Poindexter has the size and the downfield ability, and, as a former volleyball player, he has the potential to be an excellent threat inside the paint. Russell Wilson and Paul Richardson formed a great partnership, with Richardson’s length, catch radius and downfield ability giving Wilson the same security Sidney Rice once did. Poindexter is in this mold.

What They’re Saying:

Bunchy Stallings, OG (6-foot-3, 315 pounds)

Player Summary: Entering their second offseason under Mike Solari, Seattle’s evaluation of offensive linemen remains a fascinating case study. Under Tom Cable, they had a hyper specific type of athlete and build in mind. Under Solari, that’s changed considerably—highlighted by the selection of the not-at-all-athletic Jamarco Jones. While their new direction should remain under the microscope through their second draft with Solari as offensive line coach, they have an unquestioned need at guard.

Both D.J. Fluker and J.R. Sweezy are pending free agents, and both played great football in 2018. There will potentially be multiple holes along the interior, if one or both of Sweezy and Fluker aren’t re-signed.
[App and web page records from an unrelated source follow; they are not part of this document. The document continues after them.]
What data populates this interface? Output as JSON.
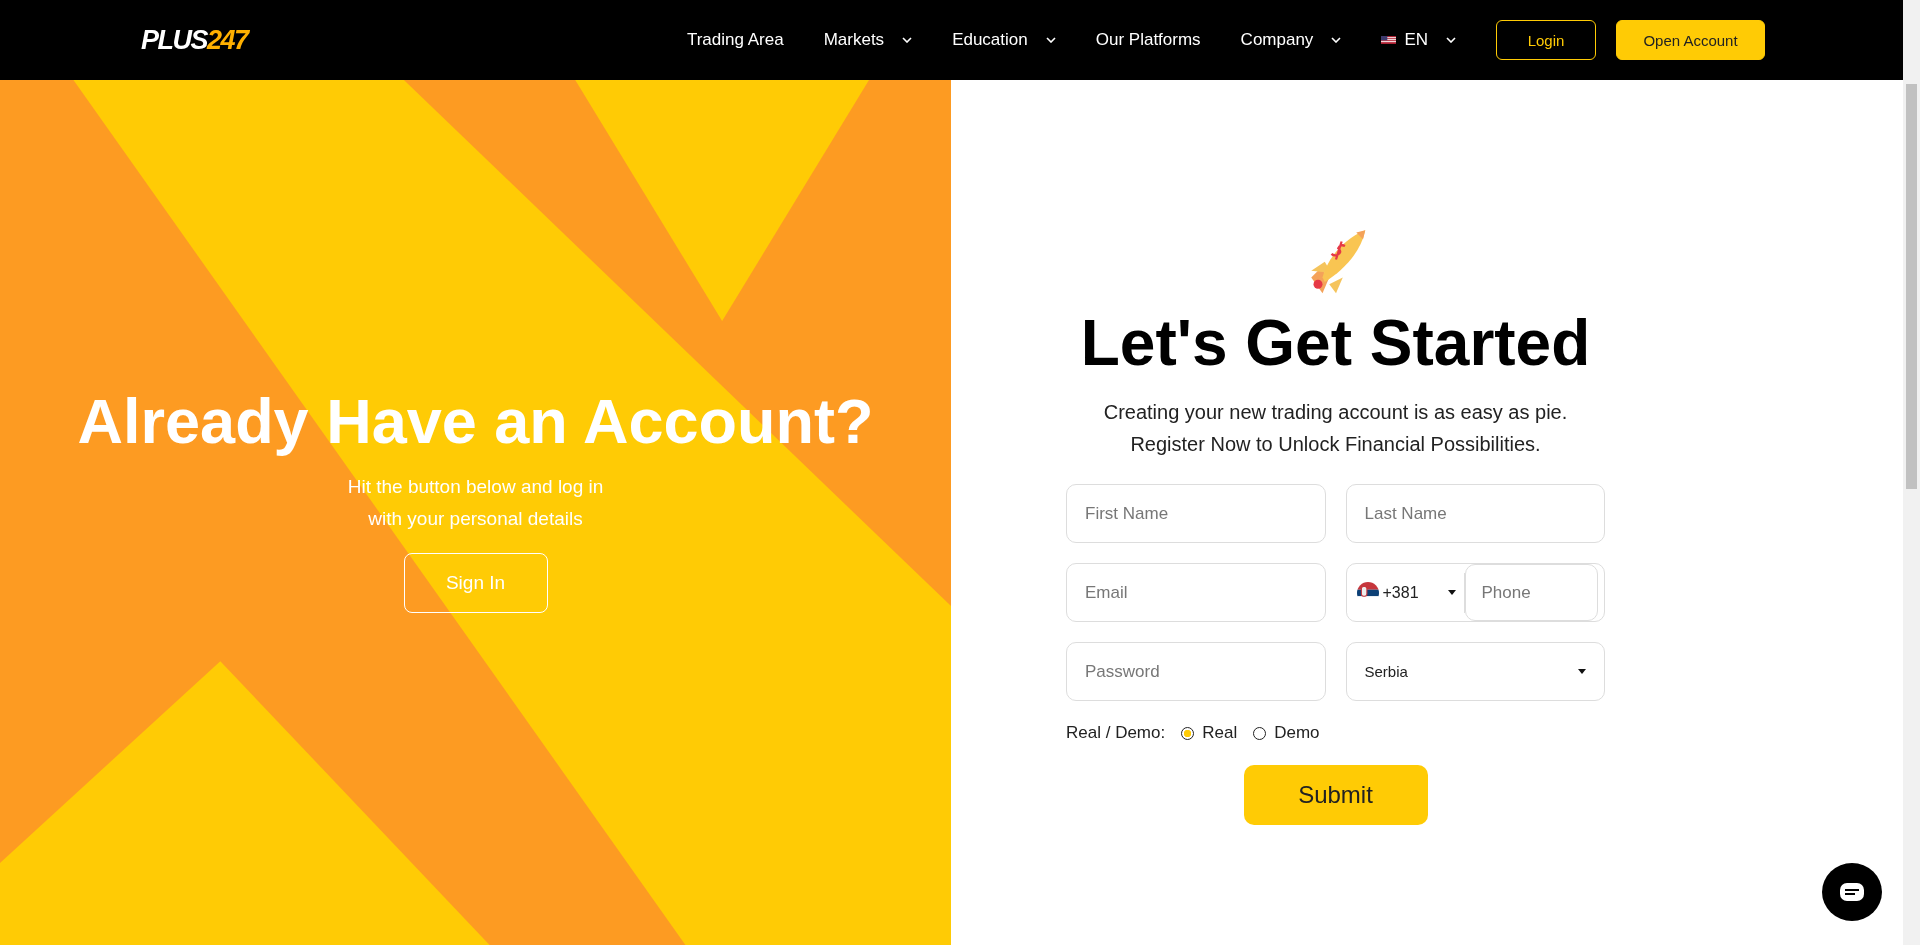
{
  "header": {
    "logo": {
      "part_1": "PLUS",
      "part_2": "247"
    },
    "nav": [
      {
        "label": "Trading Area",
        "dropdown": false
      },
      {
        "label": "Markets",
        "dropdown": true
      },
      {
        "label": "Education",
        "dropdown": true
      },
      {
        "label": "Our Platforms",
        "dropdown": false
      },
      {
        "label": "Company",
        "dropdown": true
      }
    ],
    "language": {
      "label": "EN",
      "dropdown": true
    },
    "buttons": [
      {
        "label": "Login",
        "kind": "outline"
      },
      {
        "label": "Open Account",
        "kind": "filled"
      }
    ]
  },
  "login_panel": {
    "title": "Already Have an Account?",
    "lines": [
      "Hit the button below and log in",
      "with your personal details"
    ],
    "button": "Sign In"
  },
  "register": {
    "title": "Let's Get Started",
    "lines": [
      "Creating your new trading account is as easy as pie.",
      "Register Now to Unlock Financial Possibilities."
    ],
    "fields": [
      {
        "kind": "text",
        "placeholder": "First Name"
      },
      {
        "kind": "text",
        "placeholder": "Last Name"
      },
      {
        "kind": "text",
        "placeholder": "Email"
      },
      {
        "kind": "phone",
        "code": "+381",
        "placeholder": "Phone"
      },
      {
        "kind": "password",
        "placeholder": "Password"
      },
      {
        "kind": "select",
        "value": "Serbia"
      }
    ],
    "account_type": {
      "label": "Real / Demo:",
      "options": [
        {
          "label": "Real",
          "selected": true
        },
        {
          "label": "Demo",
          "selected": false
        }
      ]
    },
    "submit": "Submit"
  }
}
Stallings is in the mold of a Solari guard, with tremendous size and pedigree—having just been named first-team All-SEC.

Stallings is a physical, tone-setting presence who plays with a legitimate edge to his game.

What They’re Saying:

Kyle Phillips, DL (6-foot-3, 272 pounds)

Player Summary: Stepping into a starting role during his final two seasons at Tennessee, Phillips become a disruptive player for the Vols, collecting six sacks and 12 tackles for loss during the 2017 and 2018 seasons. Phillips has a sturdy frame at 6-foot-4 and 273 pounds, and the way in which he was deployed at Tennessee will pique the Seahawks’ interest. (Phillips also earned the Piesman Trophy in 2018 for this epic touchdown against Alabama.)

On early downs, Phillips was disciplined and strong enough to hold up and maintain on the edge. On passing downs, Phillips reduced inside and provided a twitchy presence rushing from the interior. Seattle loves outside-inside pass rushers and if Phillips tests well in the spring, he’ll be on their radar.

What They’re Saying:

Justin Hollins, EDGE (6-foot-5, 245 pounds)

Player Summary: Another defensive lineman the Seahawks could be interested in due to the variety of rolls he can fill. Though Hollins is likely too light for Seattle to be interested in him in a pure pass rushing role, they could envision him in the same way as Jacob Pugh, a Shrine Game participant in 2018 who was with the Seahawks in training camp. Hollins can rush in sub packages or play off-ball, dropping into zones.

The former Duck is coming off a productive season at Oregon with 6.5 sacks, five forced fumbles and 14.5 tackles for loss. His size will hurt him, but if he can test well during the pre-draft process, it would make him a highly intriguing and versatile prospect. Helping his cause is the way he carries 245 pounds—he is by no means a scrawny prospect.

What They’re Saying:

Michael Jackson, CB (6-foot, 207 pounds, 32 3/8” arms)

Player Summary: At the risk of sounding like Dwight K. Schrute describing himself, let me list off Jackson’s best traits: Length. Physicality. Press corner. Strong tackler. Jackhammer.

Through and through, Jackson is the type of cornerback Carroll and Seattle craves. There’s reason to wonder how well Jackson will test prior to the draft, but if he can clear the Seahawks’ thresholds, he could be the latest prospect thrown into the mix. Though his ball skills need refining, with no interceptions and just six pass breakups in his final season at Miami, Jackson is a tantalizing prospect.

What They’re Saying:

A couple names not highlighted above, but worth mentioning: Wide receivers Terry Godwin (Georgia) and Jon Duhart (Old Dominion) have both met with Seattle after practice this week, per Trevor Sikkema of Pewter Report.

Though it doesn’t quite have the glamour of the Senior Bowl, the Shrine Game is always an entertaining game, and a good opportunity to get familiar with prospects who will find themselves selected in the area of the draft where the Seahawks thrive.